I am among a few who aren’t great fans of John Marshall, so I won’t quote him here. I know some of my friends view Marbury as a decision limited to the case before the Court, but its main critics at the time, including Thomas Jefferson, saw it as much more, as do I. Lincoln tried to limit its impact in his response to Dred Scott (including in his first inauguration speech), which is certainly understandable as a political matter, but that’s an argument for another day.
But, respectfully, the argument that the Senate making judicial confirmation more difficult is “no injury to the president’s prerogatives” doesn’t work for me. Of course, the president’s ability to nominate is unaffected, but given that the purpose of the nomination process is to achieve confirmation, the filibuster clearly injures the president’s appointment power.
Moreover, advice and consent is an authority granted to the Senate. As I’ve contended before, the filibuster rule, when used against judicial nominees, denies the full Senate its advice and consent role (unlike blue-slipping or a committee voting down a nominee, where the full Senate can call up the nominee for a vote in any event). The rule, as used today by the Senate minority, is inherently unconstitutional as it blocks the full Senate from exercising its advice and consent role. And so, a rule change, as contemplated, fixes it. (And, yes, I have a similar problem with non-judicial nominees.)
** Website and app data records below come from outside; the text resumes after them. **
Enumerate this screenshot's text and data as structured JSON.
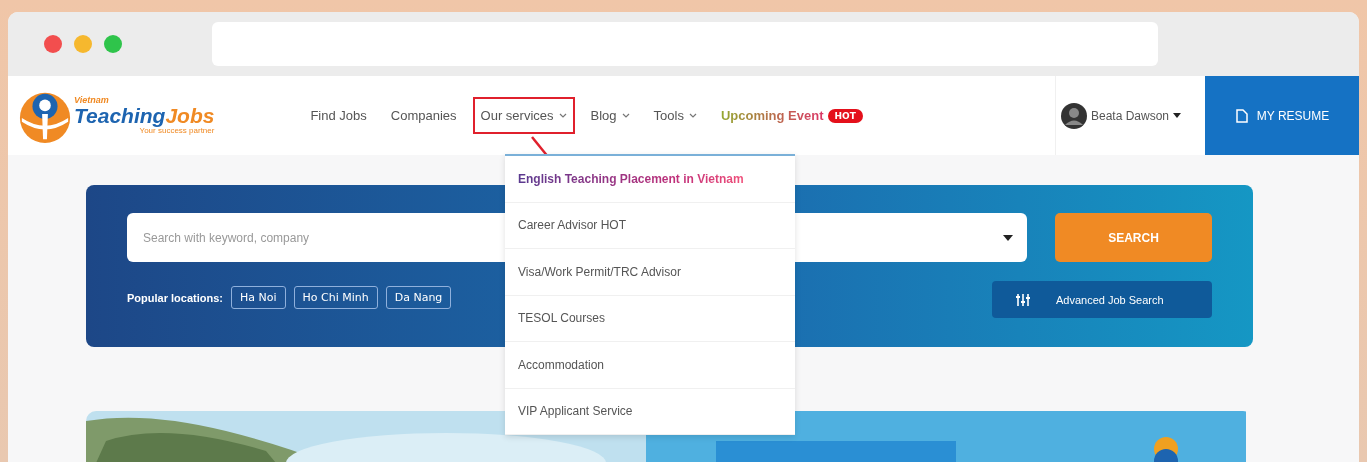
{
  "header": {
    "logo": {
      "top": "Vietnam",
      "main": "Teaching",
      "accent": "Jobs",
      "tagline": "Your success partner"
    },
    "user": {
      "name": "Beata Dawson"
    },
    "resume_button": "MY RESUME"
  },
  "nav": [
    {
      "label": "Find Jobs",
      "kind": "link",
      "dropdown": false,
      "highlighted": false
    },
    {
      "label": "Companies",
      "kind": "link",
      "dropdown": false,
      "highlighted": false
    },
    {
      "label": "Our services",
      "kind": "link",
      "dropdown": true,
      "highlighted": true
    },
    {
      "label": "Blog",
      "kind": "link",
      "dropdown": true,
      "highlighted": false
    },
    {
      "label": "Tools",
      "kind": "link",
      "dropdown": true,
      "highlighted": false
    },
    {
      "label": "Upcoming Event",
      "kind": "event",
      "dropdown": false,
      "highlighted": false,
      "badge": "HOT"
    }
  ],
  "services_menu": [
    {
      "label": "English Teaching Placement in Vietnam",
      "selected": true
    },
    {
      "label": "Career Advisor HOT",
      "selected": false
    },
    {
      "label": "Visa/Work Permit/TRC Advisor",
      "selected": false
    },
    {
      "label": "TESOL Courses",
      "selected": false
    },
    {
      "label": "Accommodation",
      "selected": false
    },
    {
      "label": "VIP Applicant Service",
      "selected": false
    }
  ],
  "search": {
    "placeholder": "Search with keyword, company",
    "button": "SEARCH",
    "popular_label": "Popular locations:",
    "locations": [
      "Ha Noi",
      "Ho Chi Minh",
      "Da Nang"
    ],
    "advanced_button": "Advanced Job Search"
  }
}
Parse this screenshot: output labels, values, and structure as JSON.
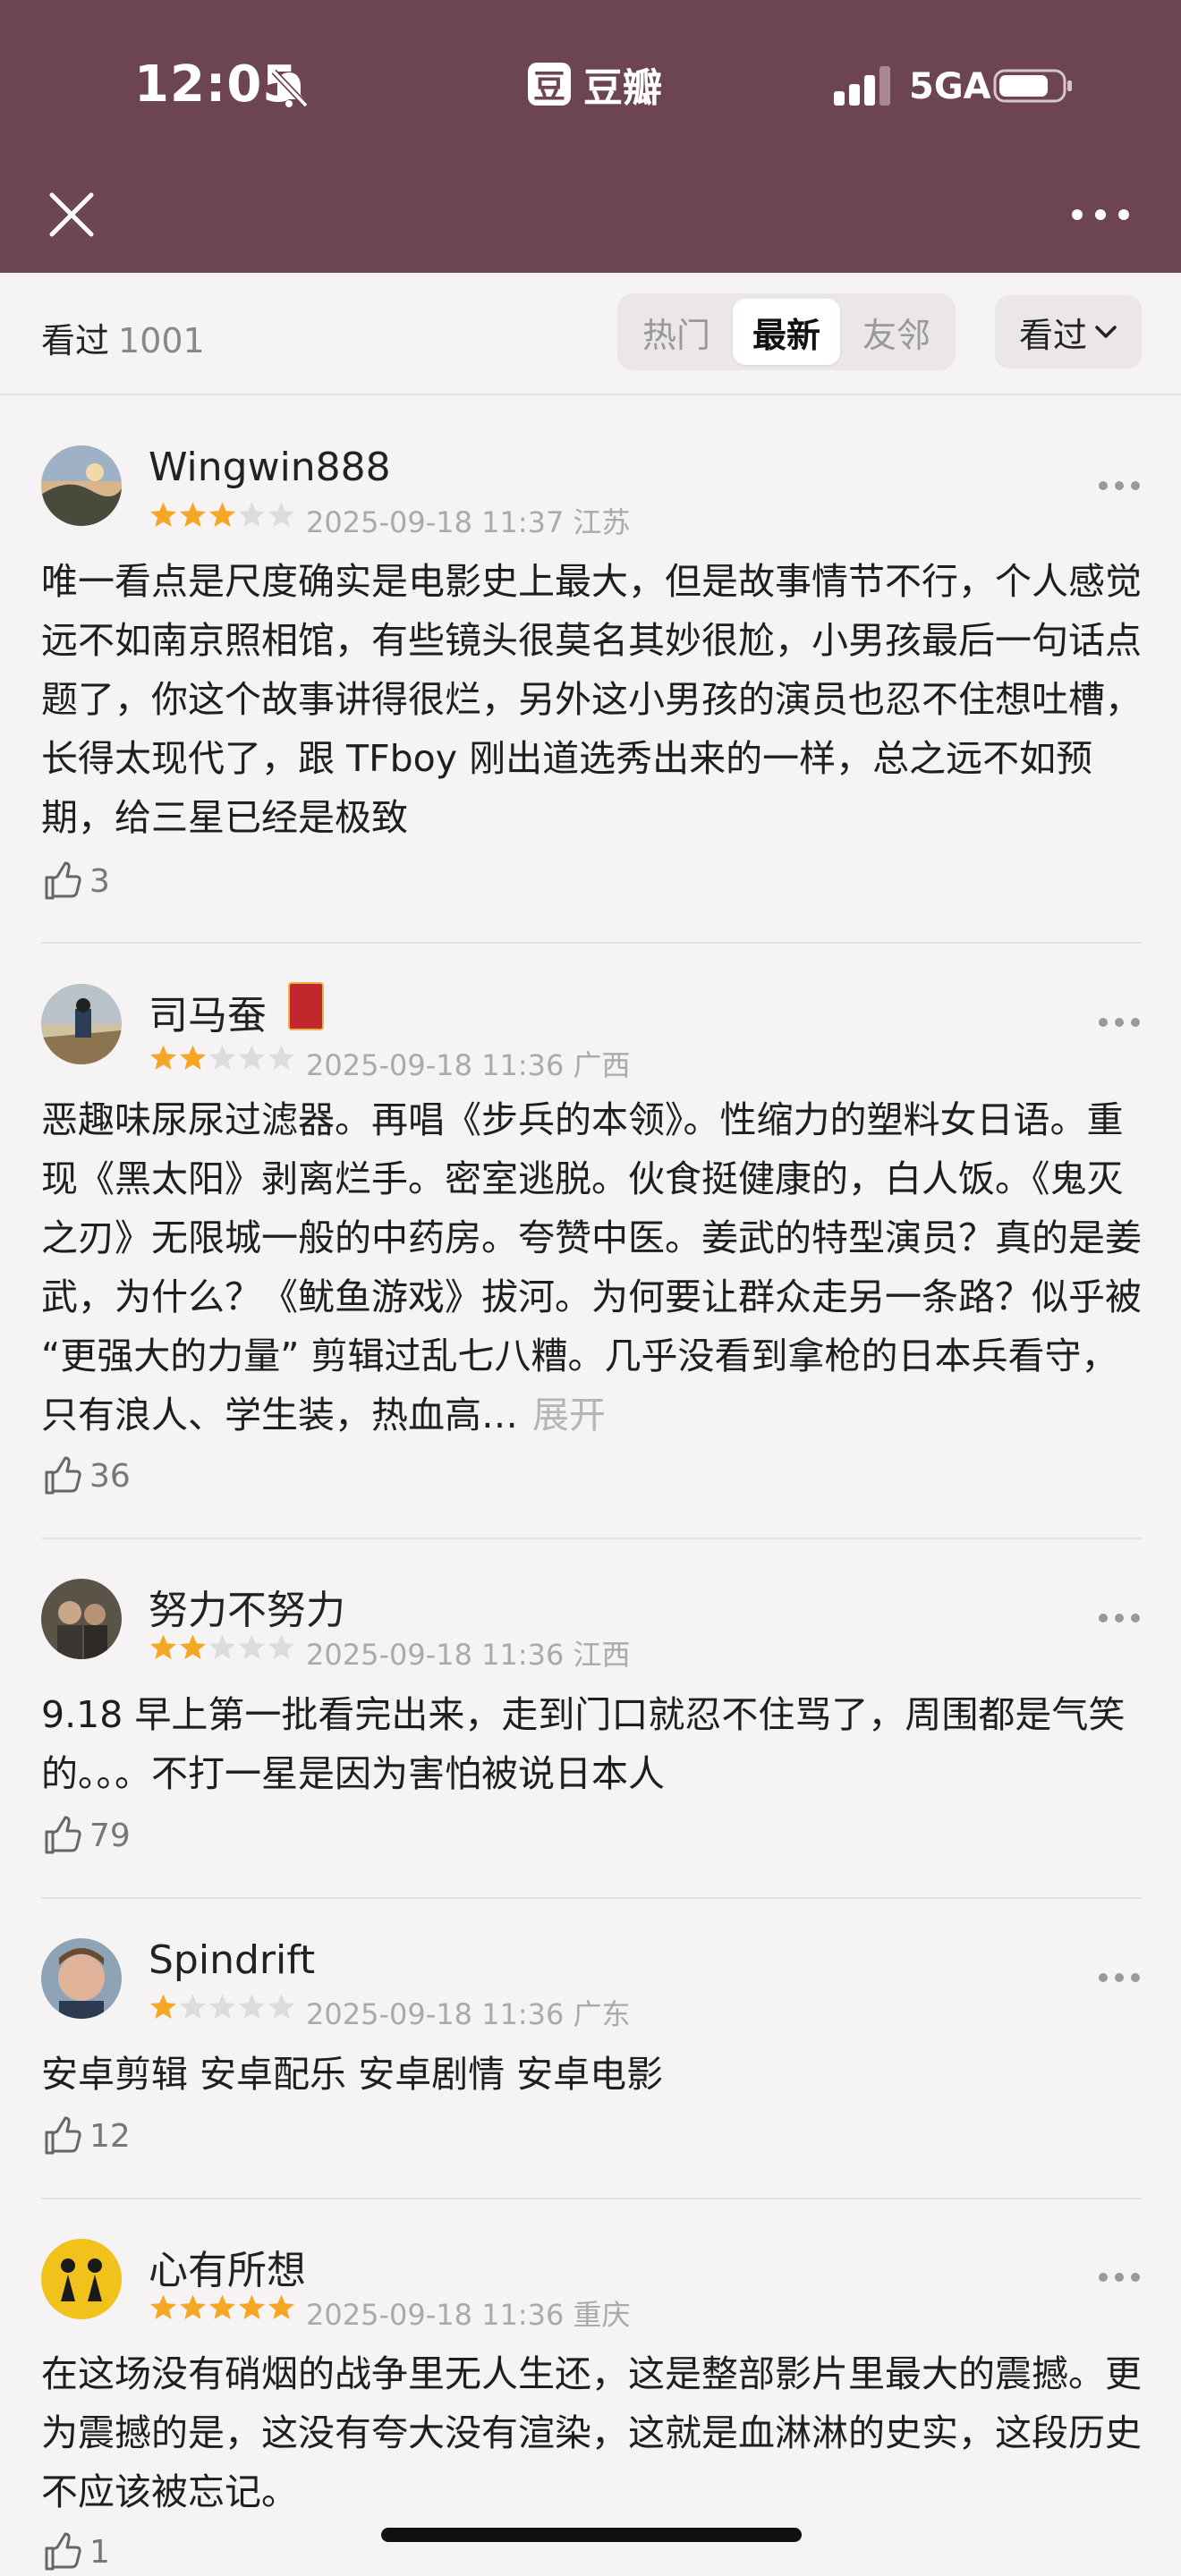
{
  "status_bar": {
    "time": "12:05",
    "app_name": "豆瓣",
    "network": "5GA"
  },
  "toolbar": {
    "close_icon": "close-icon",
    "more_icon": "more-icon"
  },
  "filter": {
    "seen_label": "看过",
    "seen_count": "1001",
    "tabs": [
      {
        "label": "热门",
        "active": false
      },
      {
        "label": "最新",
        "active": true
      },
      {
        "label": "友邻",
        "active": false
      }
    ],
    "sort_label": "看过"
  },
  "reviews": [
    {
      "user": "Wingwin888",
      "rating": 3,
      "meta": "2025-09-18 11:37 江苏",
      "content": "唯一看点是尺度确实是电影史上最大，但是故事情节不行，个人感觉远不如南京照相馆，有些镜头很莫名其妙很尬，小男孩最后一句话点题了，你这个故事讲得很烂，另外这小男孩的演员也忍不住想吐槽，长得太现代了，跟 TFboy 刚出道选秀出来的一样，总之远不如预期，给三星已经是极致",
      "likes": "3"
    },
    {
      "user": "司马蚕",
      "rating": 2,
      "meta": "2025-09-18 11:36 广西",
      "content": "恶趣味尿尿过滤器。再唱《步兵的本领》。性缩力的塑料女日语。重现《黑太阳》剥离烂手。密室逃脱。伙食挺健康的，白人饭。《鬼灭之刃》无限城一般的中药房。夸赞中医。姜武的特型演员？真的是姜武，为什么？《鱿鱼游戏》拔河。为何要让群众走另一条路？似乎被 “更强大的力量” 剪辑过乱七八糟。几乎没看到拿枪的日本兵看守，只有浪人、学生装，热血高…",
      "expand": "展开",
      "likes": "36"
    },
    {
      "user": "努力不努力",
      "rating": 2,
      "meta": "2025-09-18 11:36 江西",
      "content": "9.18 早上第一批看完出来，走到门口就忍不住骂了，周围都是气笑的。。。不打一星是因为害怕被说日本人",
      "likes": "79"
    },
    {
      "user": "Spindrift",
      "rating": 1,
      "meta": "2025-09-18 11:36 广东",
      "content": "安卓剪辑 安卓配乐 安卓剧情 安卓电影",
      "likes": "12"
    },
    {
      "user": "心有所想",
      "rating": 5,
      "meta": "2025-09-18 11:36 重庆",
      "content": "在这场没有硝烟的战争里无人生还，这是整部影片里最大的震撼。更为震撼的是，这没有夸大没有渲染，这就是血淋淋的史实，这段历史不应该被忘记。",
      "likes": "1"
    }
  ],
  "colors": {
    "header": "#6d4550",
    "star_on": "#f5a623",
    "star_off": "#dcdcdc"
  }
}
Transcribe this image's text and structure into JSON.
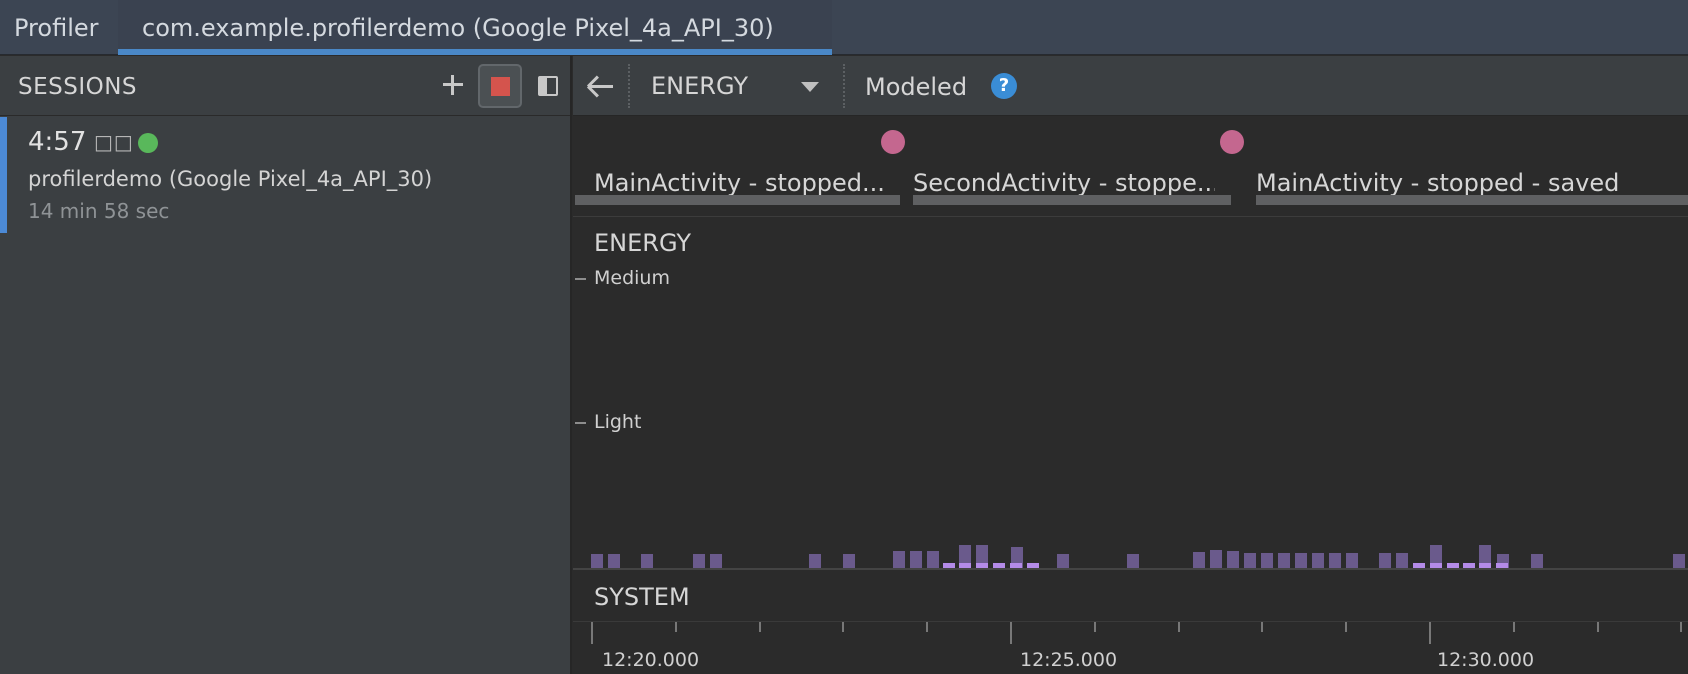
{
  "tabs": {
    "profiler": "Profiler",
    "session": "com.example.profilerdemo (Google Pixel_4a_API_30)"
  },
  "sidebar": {
    "title": "SESSIONS",
    "session": {
      "time": "4:57",
      "boxes": "□□",
      "name": "profilerdemo (Google Pixel_4a_API_30)",
      "duration": "14 min 58 sec",
      "status_color": "#59b85b"
    }
  },
  "toolbar": {
    "dropdown_value": "ENERGY",
    "modeled_label": "Modeled",
    "help_icon_glyph": "?"
  },
  "activities": [
    {
      "label": "MainActivity - stopped..."
    },
    {
      "label": "SecondActivity - stoppe..."
    },
    {
      "label": "MainActivity - stopped - saved"
    }
  ],
  "energy": {
    "section_title": "ENERGY",
    "levels": {
      "medium": "Medium",
      "light": "Light"
    },
    "bar_color": "#6a5a8c",
    "highlight_color": "#b48be8"
  },
  "system": {
    "section_title": "SYSTEM"
  },
  "timeline": {
    "labels": [
      "12:20.000",
      "12:25.000",
      "12:30.000"
    ]
  },
  "colors": {
    "accent": "#4a88c7",
    "record_stop": "#d4544d",
    "event_marker": "#c4678f",
    "help_icon": "#3a8dd6"
  }
}
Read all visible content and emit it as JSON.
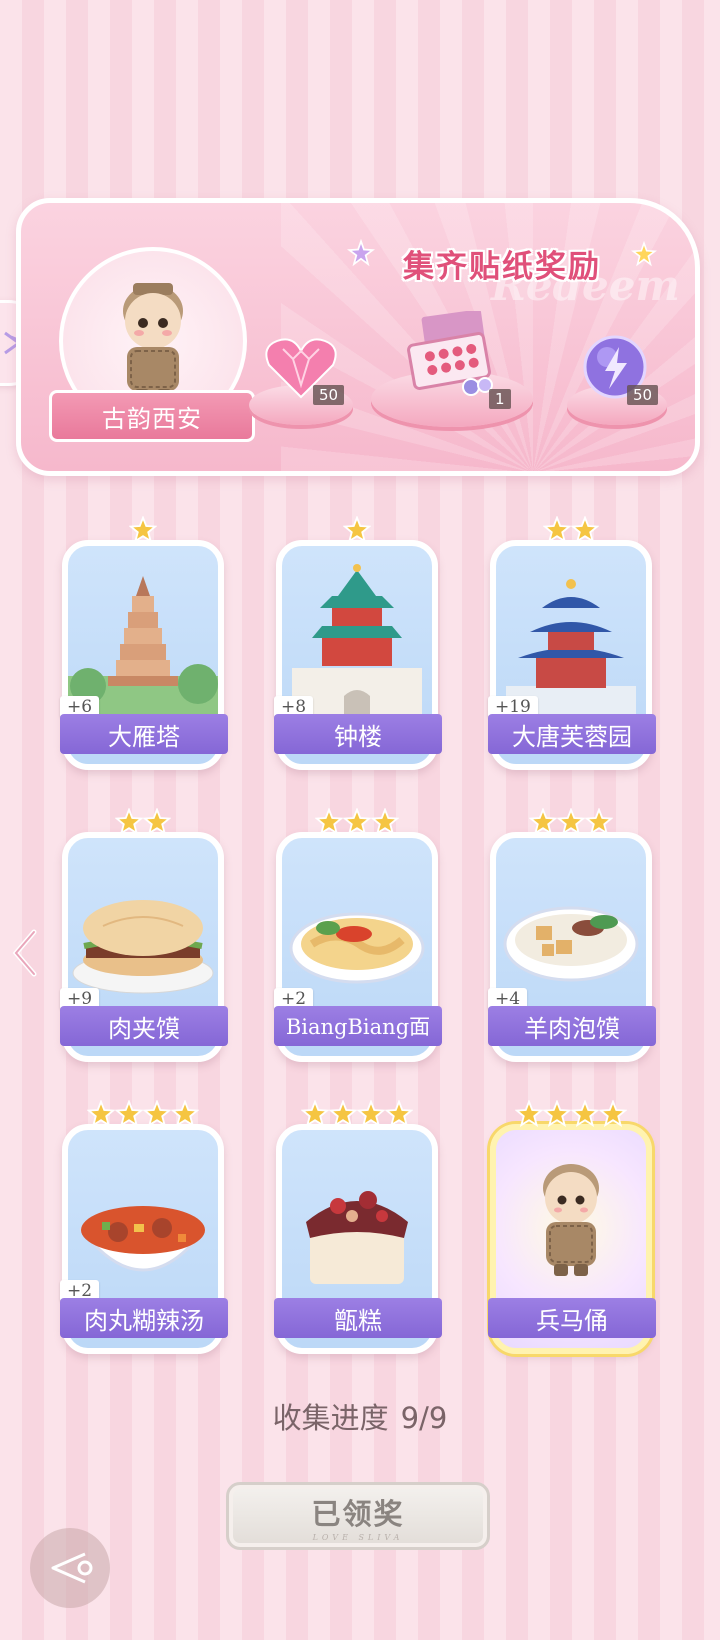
{
  "banner": {
    "title": "集齐贴纸奖励",
    "watermark": "Redeem",
    "set_name": "古韵西安",
    "rewards": [
      {
        "icon": "pink-heart-gem-icon",
        "quantity": "50"
      },
      {
        "icon": "gift-box-icon",
        "quantity": "1"
      },
      {
        "icon": "purple-lightning-orb-icon",
        "quantity": "50"
      }
    ]
  },
  "stickers": [
    {
      "name": "大雁塔",
      "bonus": "+6",
      "stars": 1,
      "art": "pagoda"
    },
    {
      "name": "钟楼",
      "bonus": "+8",
      "stars": 1,
      "art": "bell-tower"
    },
    {
      "name": "大唐芙蓉园",
      "bonus": "+19",
      "stars": 2,
      "art": "temple"
    },
    {
      "name": "肉夹馍",
      "bonus": "+9",
      "stars": 2,
      "art": "roujiamo"
    },
    {
      "name": "BiangBiang面",
      "bonus": "+2",
      "stars": 3,
      "art": "noodles"
    },
    {
      "name": "羊肉泡馍",
      "bonus": "+4",
      "stars": 3,
      "art": "paomo"
    },
    {
      "name": "肉丸糊辣汤",
      "bonus": "+2",
      "stars": 4,
      "art": "soup"
    },
    {
      "name": "甑糕",
      "bonus": "",
      "stars": 4,
      "art": "cake"
    },
    {
      "name": "兵马俑",
      "bonus": "",
      "stars": 4,
      "art": "warrior"
    }
  ],
  "progress": {
    "label": "收集进度",
    "value": "9/9"
  },
  "claim_button": {
    "label": "已领奖",
    "sub": "LOVE SLIVA"
  },
  "colors": {
    "accent_pink": "#e0507a",
    "label_purple": "#8567d6",
    "star_gold": "#f5c542"
  }
}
Clearly the Senate is authorized to set its own rules, but there’s a difference between setting internal rules as apply to its legislative function, for which filibusters have been used up until now (albeit even limited in these circumstances as Andy points out), and setting rules that limit the Executive’s role in appointing officials to the third branch of government.
And perhaps I’m being too critical, but there is no joint power to appoint judges. The Senate’s role was intended to be, and up until now has largely been, deferential (if not passive) to the president’s nomination power. As recently as 40 years ago, if hearings were held for nominees to the Supreme Court, they were mere formalities. For most of our history, confirmation occurred without any hearings at all. Obviously the Senate is not required to confirm all judicial nominees. And from our beginning, it rejected several of Washington’s Supreme Court nominees. Still, there is no joint power. The Senate can nullify.